▸ Exercise directions
Copy each line of the entries below that contains the string "Persons".
*** Opening The data ***
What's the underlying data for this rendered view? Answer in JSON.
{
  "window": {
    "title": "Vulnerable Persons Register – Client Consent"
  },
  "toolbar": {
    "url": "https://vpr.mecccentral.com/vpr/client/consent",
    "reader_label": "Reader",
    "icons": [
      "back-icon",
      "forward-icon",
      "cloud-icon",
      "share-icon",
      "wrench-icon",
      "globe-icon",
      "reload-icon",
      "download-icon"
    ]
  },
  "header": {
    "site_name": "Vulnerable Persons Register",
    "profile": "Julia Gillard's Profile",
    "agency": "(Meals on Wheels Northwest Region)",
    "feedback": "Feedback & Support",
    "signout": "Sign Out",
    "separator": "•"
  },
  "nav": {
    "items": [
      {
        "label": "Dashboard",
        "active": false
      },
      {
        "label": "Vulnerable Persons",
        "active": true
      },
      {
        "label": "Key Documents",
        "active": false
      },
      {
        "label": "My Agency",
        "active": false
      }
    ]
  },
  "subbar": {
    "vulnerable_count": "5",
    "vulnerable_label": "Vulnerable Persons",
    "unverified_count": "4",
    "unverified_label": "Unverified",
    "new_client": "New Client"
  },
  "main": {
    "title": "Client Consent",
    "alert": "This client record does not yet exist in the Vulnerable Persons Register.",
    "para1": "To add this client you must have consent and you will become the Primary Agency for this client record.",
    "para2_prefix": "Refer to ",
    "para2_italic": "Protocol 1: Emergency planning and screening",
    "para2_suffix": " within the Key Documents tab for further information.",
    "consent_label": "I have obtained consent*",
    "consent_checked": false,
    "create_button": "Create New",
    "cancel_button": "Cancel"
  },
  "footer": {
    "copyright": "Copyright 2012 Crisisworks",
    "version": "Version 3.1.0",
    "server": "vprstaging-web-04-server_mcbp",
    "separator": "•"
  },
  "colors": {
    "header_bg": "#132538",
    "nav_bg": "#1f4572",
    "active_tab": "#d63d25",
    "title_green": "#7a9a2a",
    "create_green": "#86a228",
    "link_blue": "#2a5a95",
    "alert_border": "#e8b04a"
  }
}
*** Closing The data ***
▸ Answer box
    "title": "Vulnerable Persons Register – Client Consent"
    "site_name": "Vulnerable Persons Register",
        "label": "Vulnerable Persons",
    "vulnerable_label": "Vulnerable Persons",
    "alert": "This client record does not yet exist in the Vulnerable Persons Register.",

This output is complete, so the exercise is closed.